Focus: Finance and Governance - Outlook - Merger is not always the best option

Paul Palmer is professor of voluntary sector management at the Centre for Charity Effectiveness in the Cass Business School.

Diversity and choice may be the buzz-words of the moment, but they do not seem to apply to charities and mergers.

The perception is that there are too many charities. Smaller ones, in particular, are viewed as inefficient organisations that should be merged or taken over. In response to the Government's Strategy Unit report, the Charity Commission is to offer "enhanced advice and support" to charities that are contemplating mergers. It is also setting up a register of mergers.

But what evidence is offered for such views - or, indeed, that charity mergers actually work?

This summer, I decided to walk along Hadrian's Wall. One day I went to a Roman fort run by a local charity established 30 years ago. Two miles away was the National Trust Roman fort managed by English Heritage.

Thus, in one of the least populated areas of England, two charities managing identical enterprises were in competition within two miles of each other: a large national charity with a huge membership and a small local charity that, for a modest fee, arranged for an actor playing a Roman soldier to show me round.

Interestingly, the National Trust has developed an innovative partnership with a statutory body. The trust owns the site, but it is managed by English Heritage - nevertheless, trust membership will still secure your access to the site.

Neither attraction has reported any difficulties with its finances or with volunteer recruitment. Information on each site was freely available - diversity and choice were both in abundant evidence.

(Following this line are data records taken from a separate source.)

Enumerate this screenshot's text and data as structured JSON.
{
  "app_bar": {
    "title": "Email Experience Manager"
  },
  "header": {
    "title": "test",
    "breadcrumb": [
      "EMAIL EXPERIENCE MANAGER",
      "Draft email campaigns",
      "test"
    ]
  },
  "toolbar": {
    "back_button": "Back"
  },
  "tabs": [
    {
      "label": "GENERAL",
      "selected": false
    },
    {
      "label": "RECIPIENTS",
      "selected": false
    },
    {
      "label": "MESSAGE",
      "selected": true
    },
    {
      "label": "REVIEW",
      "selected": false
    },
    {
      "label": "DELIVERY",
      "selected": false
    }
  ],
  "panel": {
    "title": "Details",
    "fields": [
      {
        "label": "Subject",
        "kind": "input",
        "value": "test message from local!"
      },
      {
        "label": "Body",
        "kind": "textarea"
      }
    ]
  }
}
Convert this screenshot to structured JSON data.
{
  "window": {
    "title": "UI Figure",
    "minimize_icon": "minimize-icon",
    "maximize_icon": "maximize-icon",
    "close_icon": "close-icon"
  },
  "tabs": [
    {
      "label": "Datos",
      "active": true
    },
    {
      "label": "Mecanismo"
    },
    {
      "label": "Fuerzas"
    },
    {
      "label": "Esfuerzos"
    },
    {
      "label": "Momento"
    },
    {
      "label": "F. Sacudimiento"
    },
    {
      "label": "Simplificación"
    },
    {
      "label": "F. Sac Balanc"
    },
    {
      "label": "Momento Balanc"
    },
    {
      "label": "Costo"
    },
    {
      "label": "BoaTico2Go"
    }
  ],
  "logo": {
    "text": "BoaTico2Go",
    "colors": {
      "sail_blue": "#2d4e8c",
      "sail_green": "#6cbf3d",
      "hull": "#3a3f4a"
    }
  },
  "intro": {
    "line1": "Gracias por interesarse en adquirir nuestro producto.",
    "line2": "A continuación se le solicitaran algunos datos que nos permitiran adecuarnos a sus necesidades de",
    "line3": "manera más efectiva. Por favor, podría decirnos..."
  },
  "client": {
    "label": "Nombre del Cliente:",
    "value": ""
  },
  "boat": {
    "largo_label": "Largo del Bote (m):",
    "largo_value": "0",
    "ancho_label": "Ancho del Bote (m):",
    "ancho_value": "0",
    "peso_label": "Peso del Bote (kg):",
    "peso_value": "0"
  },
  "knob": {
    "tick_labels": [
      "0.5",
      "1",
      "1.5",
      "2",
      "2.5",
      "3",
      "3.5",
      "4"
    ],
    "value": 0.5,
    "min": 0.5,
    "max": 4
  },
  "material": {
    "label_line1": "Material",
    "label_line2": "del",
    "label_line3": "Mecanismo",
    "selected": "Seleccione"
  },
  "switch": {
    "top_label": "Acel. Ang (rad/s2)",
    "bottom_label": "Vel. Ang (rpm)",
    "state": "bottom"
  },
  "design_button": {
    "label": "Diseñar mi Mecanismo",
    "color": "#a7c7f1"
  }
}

The next day I was in Haltwhistle, a town eight miles further on. In this town's case I saw how rationalisation had removed diversity and choice.

In Haltwhistle I found a train station that was still served by the original Newcastle-to-Carlisle service. However, the track and service south to Alston had long gone.

A small and excellent preservation society - yet another charity - ran a steam service for a few miles from Alston. When I asked whether the dream was to restore the connection with Haltwhistle, I was told that the A69 now cut through the line.

The line was abandoned because, according to the experts at the Ministry of Transport, the new all-weather road had made it redundant.

Every year, though, the road is blocked at some point during the winter.

The train always used to run. This community lost choice and diversity.

The charity sector must not do the same.

KEY POINTS

- The perception is that there are too many charities

- Smaller charities are often viewed as inefficient and ripe for merger or takeover

- There is little evidence offered for such beliefs or, indeed, that charity mergers actually work.

Have you registered with us yet?

Register now to enjoy more articles and free email bulletins

Register
Already registered?
Sign in

Before commenting please read our rules for commenting on articles.

If you see a comment you find offensive, you can flag it as inappropriate. In the top right-hand corner of an individual comment, you will see 'flag as inappropriate'. Clicking this prompts us to review the comment. For further information see our rules for commenting on articles.

comments powered by Disqus